Probabilistic Analysis of Adaptive and Diversity Schemes in Mobile Ad Hoc
Networks
In spite of their inherently random topology, future wireless mobile
ad hoc networks are subject to fundamental laws (scaling laws,
conservation laws, etc.) which are yet to be discovered and
validated. These involve traffic, topology, throughput, quality of
service etc. The aim of this thesis will be to investigate these
fundamental laws using probabilistic tools stemming from random
graph theory, point process theory and stochastic geometry.
The thesis will go beyond the Gupta and Kumar capacity bounds for such
networks, which are based on Interference-aware Stochastic Geometry,

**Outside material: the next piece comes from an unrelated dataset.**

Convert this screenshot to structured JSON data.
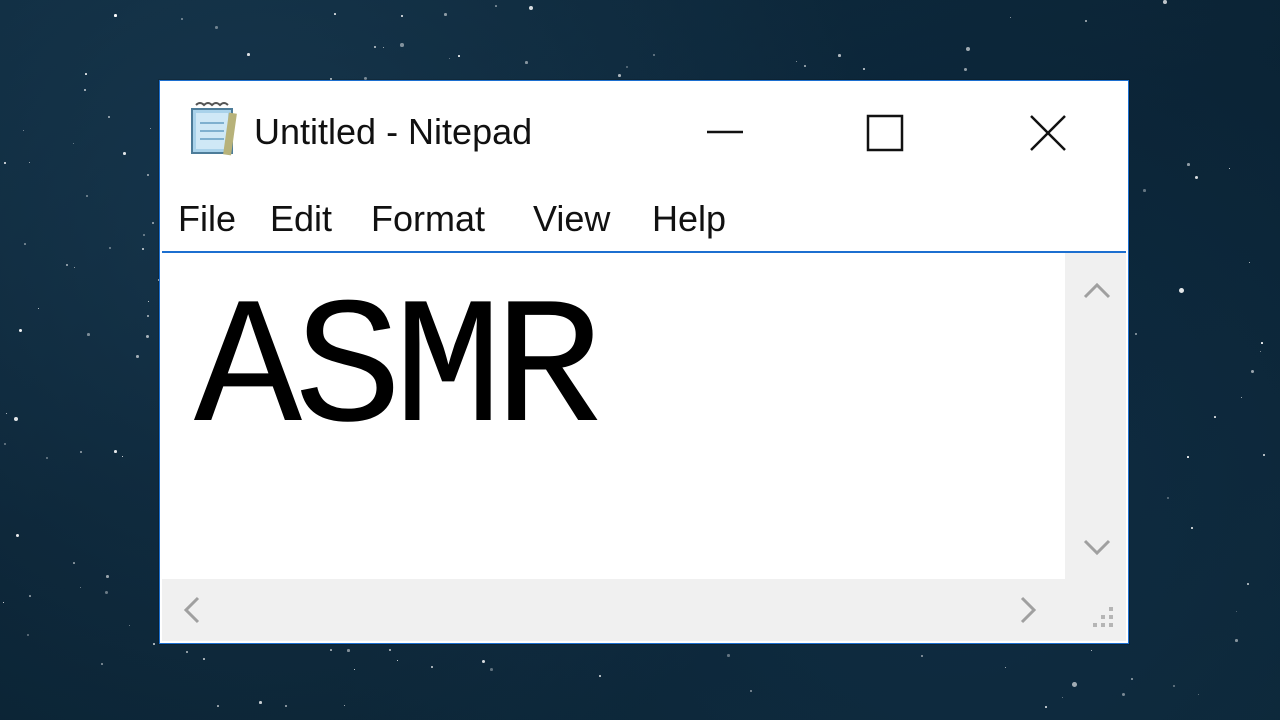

and which are clearly not the final word on the throughput of this
class of networks. New scenarios involving for instance mobility (as
first investigated by D. Tse and M. Grossglauser) or Multiple Input

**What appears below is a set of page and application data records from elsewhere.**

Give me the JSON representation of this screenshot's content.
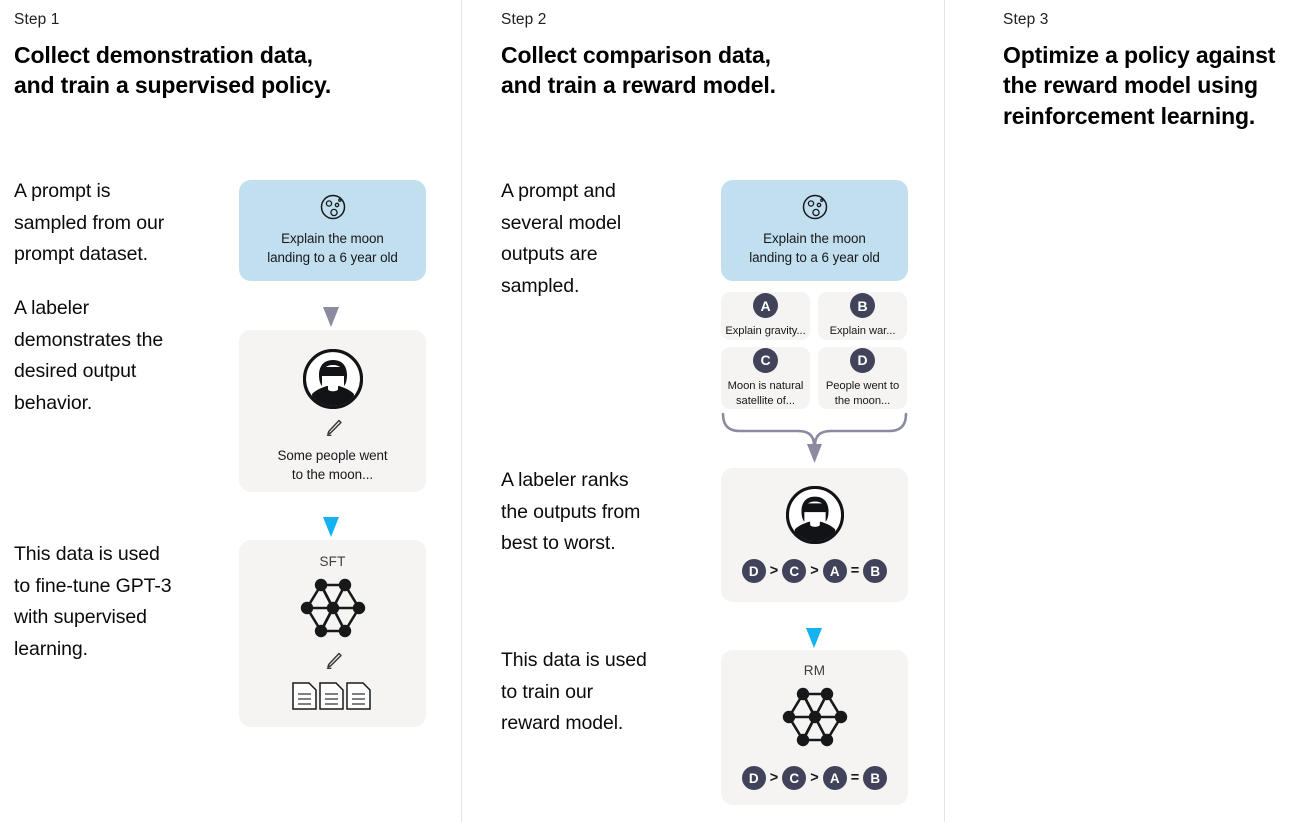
{
  "colors": {
    "prompt_card_bg": "#c2dff0",
    "card_bg": "#f5f4f2",
    "divider": "#e3e3e3",
    "badge_bg": "#40435a",
    "arrow_gray": "#8a8aa0",
    "arrow_blue": "#14b2f0",
    "text": "#000000"
  },
  "columns": [
    {
      "step_label": "Step 1",
      "title": "Collect demonstration data,\nand train a supervised policy.",
      "paragraphs": [
        "A prompt is\nsampled from our\nprompt dataset.",
        "A labeler\ndemonstrates the\ndesired output\nbehavior.",
        "This data is used\nto fine-tune GPT-3\nwith supervised\nlearning."
      ],
      "prompt_card": {
        "icon": "moon-icon",
        "text": "Explain the moon\nlanding to a 6 year old"
      },
      "demo_card": {
        "icon": "labeler-avatar-icon",
        "pencil": "pencil-icon",
        "text": "Some people went\nto the moon..."
      },
      "model_card": {
        "title": "SFT",
        "network": "neural-network-icon",
        "pencil": "pencil-icon",
        "documents": "documents-icon"
      },
      "arrows": [
        {
          "name": "arrow-prompt-to-demo",
          "color": "gray"
        },
        {
          "name": "arrow-demo-to-sft",
          "color": "blue"
        }
      ]
    },
    {
      "step_label": "Step 2",
      "title": "Collect comparison data,\nand train a reward model.",
      "paragraphs": [
        "A prompt and\nseveral model\noutputs are\nsampled.",
        "A labeler ranks\nthe outputs from\nbest to worst.",
        "This data is used\nto train our\nreward model."
      ],
      "prompt_card": {
        "icon": "moon-icon",
        "text": "Explain the moon\nlanding to a 6 year old"
      },
      "outputs": [
        {
          "badge": "A",
          "text": "Explain gravity..."
        },
        {
          "badge": "B",
          "text": "Explain war..."
        },
        {
          "badge": "C",
          "text": "Moon is natural\nsatellite of..."
        },
        {
          "badge": "D",
          "text": "People went to\nthe moon..."
        }
      ],
      "rank_card": {
        "icon": "labeler-avatar-icon",
        "ranking": [
          "D",
          ">",
          "C",
          ">",
          "A",
          "=",
          "B"
        ]
      },
      "model_card": {
        "title": "RM",
        "network": "neural-network-icon",
        "ranking": [
          "D",
          ">",
          "C",
          ">",
          "A",
          "=",
          "B"
        ]
      },
      "arrows": [
        {
          "name": "brace-outputs-to-rank",
          "color": "gray"
        },
        {
          "name": "arrow-rank-to-rm",
          "color": "blue"
        }
      ]
    },
    {
      "step_label": "Step 3",
      "title": "Optimize a policy against\nthe reward model using\nreinforcement learning.",
      "paragraphs": []
    }
  ]
}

Multiple Output (MIMO) channels, or cognitive radio schemes, show
that much throughput gain can be expected from innovative schemes.
The main challenge will be the development of an Information Theory-aware
Stochastic Geometry/Random Graph Theory leveraging these key paradigms,
which go way beyond point to point channels and SINR determined bit rates.
More specifically, we will explore
1) the potential of adaptive techniques: power control, adaptive antennas,
cognitive radio and more generally opportunism, which could leverage
fading,
locations or the randomness present in the MAC and variations in the
utilization of the radio spectrum.
2) the throughput gain offered by MIMO channels, by multiple antennas, by
successive interference cancellation techniques or by network coding etc.
This will require a deep interplay between Information Theory and
Stochastic
Geometry.